> **WHAT YOU WILL DO**:
What lines in the records below hold the string "circle"? Please show them.

Segment Start: DATASET RECORDS

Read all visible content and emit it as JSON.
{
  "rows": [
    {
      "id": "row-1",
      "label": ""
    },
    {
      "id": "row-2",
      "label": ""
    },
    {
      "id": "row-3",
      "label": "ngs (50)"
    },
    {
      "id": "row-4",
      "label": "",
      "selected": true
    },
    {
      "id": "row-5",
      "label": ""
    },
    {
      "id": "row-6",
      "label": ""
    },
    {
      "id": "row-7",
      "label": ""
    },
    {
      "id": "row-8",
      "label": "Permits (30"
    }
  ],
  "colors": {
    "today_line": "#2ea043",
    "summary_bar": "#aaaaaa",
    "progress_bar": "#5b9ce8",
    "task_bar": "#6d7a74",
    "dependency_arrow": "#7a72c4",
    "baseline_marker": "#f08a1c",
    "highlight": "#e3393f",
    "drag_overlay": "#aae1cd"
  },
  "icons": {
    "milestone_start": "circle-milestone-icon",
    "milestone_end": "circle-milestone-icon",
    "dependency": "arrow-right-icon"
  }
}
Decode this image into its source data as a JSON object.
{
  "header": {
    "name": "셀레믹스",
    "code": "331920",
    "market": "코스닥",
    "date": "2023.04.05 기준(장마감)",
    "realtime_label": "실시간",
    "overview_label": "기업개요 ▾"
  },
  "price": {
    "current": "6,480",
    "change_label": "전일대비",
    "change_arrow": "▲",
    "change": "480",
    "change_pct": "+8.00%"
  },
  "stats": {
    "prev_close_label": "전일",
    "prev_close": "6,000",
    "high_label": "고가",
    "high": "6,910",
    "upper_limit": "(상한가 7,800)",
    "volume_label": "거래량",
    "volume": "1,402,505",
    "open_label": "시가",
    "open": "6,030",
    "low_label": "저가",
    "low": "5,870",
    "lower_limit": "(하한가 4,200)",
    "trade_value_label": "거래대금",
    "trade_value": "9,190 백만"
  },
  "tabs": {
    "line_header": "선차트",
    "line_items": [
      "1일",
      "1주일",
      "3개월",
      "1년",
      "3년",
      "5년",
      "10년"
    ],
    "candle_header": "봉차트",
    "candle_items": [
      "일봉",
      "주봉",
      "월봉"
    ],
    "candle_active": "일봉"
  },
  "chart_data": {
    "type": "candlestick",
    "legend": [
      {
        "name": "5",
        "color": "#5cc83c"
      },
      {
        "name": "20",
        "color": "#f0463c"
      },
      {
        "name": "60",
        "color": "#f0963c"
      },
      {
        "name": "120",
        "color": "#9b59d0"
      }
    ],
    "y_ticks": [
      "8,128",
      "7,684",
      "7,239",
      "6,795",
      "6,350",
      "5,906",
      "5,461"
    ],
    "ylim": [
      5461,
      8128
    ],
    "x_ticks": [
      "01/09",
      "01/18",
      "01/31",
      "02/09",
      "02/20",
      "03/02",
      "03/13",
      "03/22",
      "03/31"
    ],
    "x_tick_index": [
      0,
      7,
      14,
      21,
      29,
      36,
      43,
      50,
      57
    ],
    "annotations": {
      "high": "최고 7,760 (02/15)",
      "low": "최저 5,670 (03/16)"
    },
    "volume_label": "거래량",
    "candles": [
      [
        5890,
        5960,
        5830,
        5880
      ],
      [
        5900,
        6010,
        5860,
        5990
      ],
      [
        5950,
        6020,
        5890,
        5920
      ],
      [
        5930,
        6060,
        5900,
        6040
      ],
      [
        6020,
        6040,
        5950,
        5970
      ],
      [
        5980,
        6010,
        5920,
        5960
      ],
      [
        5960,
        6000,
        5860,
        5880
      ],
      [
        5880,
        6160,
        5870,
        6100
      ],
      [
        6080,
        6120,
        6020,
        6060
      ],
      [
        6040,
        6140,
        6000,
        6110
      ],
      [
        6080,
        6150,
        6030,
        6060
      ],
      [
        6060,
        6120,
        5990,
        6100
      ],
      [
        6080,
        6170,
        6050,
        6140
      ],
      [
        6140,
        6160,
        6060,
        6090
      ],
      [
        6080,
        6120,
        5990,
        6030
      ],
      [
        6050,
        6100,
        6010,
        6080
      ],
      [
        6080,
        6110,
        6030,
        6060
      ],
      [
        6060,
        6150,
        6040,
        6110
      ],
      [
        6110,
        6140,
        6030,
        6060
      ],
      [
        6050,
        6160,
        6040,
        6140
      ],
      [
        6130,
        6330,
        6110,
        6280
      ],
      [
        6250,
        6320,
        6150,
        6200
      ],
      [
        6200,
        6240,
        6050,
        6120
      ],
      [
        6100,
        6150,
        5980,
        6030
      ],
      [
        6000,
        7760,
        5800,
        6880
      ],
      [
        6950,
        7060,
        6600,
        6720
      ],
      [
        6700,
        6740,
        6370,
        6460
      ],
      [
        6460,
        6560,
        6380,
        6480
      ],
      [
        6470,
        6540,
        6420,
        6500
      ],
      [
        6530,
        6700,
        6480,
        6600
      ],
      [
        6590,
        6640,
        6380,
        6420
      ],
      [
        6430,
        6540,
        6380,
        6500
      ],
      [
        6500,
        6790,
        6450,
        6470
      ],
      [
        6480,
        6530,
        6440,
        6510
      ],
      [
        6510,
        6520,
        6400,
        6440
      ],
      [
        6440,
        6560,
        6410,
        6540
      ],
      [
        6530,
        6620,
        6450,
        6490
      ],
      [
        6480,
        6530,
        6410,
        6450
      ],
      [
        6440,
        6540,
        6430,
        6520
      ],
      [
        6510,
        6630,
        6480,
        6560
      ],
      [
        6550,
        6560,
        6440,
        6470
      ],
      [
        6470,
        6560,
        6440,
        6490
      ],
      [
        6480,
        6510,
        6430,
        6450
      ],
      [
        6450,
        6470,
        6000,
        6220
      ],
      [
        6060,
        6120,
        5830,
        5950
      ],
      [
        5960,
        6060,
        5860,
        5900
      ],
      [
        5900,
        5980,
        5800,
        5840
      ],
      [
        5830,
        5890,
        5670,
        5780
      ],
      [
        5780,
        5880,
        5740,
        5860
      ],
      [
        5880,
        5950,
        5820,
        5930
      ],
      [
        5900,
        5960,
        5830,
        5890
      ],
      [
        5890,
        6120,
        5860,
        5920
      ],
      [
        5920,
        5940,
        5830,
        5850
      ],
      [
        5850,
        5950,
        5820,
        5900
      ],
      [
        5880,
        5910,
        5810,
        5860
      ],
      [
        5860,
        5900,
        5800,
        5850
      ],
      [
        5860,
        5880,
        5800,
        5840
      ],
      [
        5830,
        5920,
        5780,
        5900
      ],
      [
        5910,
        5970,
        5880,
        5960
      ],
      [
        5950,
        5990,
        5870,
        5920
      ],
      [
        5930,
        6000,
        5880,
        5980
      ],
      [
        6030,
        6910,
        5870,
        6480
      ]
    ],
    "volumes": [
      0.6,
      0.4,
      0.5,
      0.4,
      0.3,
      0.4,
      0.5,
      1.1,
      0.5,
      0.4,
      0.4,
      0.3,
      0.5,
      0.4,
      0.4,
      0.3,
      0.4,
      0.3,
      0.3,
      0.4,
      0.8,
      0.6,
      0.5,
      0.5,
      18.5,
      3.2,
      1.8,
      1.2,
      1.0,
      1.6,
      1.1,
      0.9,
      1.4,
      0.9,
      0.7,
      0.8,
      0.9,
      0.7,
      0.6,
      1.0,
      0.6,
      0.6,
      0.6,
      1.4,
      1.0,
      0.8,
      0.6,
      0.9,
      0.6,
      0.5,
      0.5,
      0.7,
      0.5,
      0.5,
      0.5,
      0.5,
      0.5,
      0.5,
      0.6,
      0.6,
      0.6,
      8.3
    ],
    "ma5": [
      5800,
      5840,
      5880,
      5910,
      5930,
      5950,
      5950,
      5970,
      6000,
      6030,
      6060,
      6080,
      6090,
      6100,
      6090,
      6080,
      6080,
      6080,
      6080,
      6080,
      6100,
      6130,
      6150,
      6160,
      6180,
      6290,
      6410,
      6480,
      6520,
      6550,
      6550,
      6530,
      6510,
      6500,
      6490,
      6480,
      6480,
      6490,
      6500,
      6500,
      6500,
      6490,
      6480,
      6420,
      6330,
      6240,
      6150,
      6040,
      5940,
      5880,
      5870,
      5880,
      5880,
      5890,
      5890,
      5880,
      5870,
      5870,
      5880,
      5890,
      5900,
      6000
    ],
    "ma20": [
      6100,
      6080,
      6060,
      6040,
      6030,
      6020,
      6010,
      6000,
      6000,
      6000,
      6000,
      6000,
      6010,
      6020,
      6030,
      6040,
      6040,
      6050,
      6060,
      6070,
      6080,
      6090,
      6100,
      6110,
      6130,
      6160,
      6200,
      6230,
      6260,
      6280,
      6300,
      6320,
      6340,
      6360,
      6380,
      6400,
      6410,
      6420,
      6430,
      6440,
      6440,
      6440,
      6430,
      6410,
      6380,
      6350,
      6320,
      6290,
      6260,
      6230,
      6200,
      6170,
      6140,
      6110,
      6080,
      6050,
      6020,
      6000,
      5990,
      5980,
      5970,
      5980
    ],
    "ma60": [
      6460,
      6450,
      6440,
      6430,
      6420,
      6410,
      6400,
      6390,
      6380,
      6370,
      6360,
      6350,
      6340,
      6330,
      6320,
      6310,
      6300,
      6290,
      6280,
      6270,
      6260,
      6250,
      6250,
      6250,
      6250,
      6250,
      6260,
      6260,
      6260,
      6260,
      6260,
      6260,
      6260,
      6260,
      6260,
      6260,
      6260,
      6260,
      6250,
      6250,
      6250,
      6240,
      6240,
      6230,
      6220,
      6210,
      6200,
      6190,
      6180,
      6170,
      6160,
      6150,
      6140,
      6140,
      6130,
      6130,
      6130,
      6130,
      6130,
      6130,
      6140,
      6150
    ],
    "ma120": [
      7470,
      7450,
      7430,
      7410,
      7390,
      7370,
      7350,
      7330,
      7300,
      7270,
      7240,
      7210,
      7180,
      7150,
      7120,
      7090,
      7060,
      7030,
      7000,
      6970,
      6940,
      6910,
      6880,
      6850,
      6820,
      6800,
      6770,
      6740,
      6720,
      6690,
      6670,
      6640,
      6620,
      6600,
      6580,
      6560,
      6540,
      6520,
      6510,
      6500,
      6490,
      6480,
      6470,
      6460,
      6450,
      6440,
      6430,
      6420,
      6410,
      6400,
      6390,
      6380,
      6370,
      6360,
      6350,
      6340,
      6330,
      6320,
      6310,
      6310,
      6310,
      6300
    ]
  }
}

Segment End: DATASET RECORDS

> **RESULT BELOW**:
    "milestone_start": "circle-milestone-icon",
    "milestone_end": "circle-milestone-icon",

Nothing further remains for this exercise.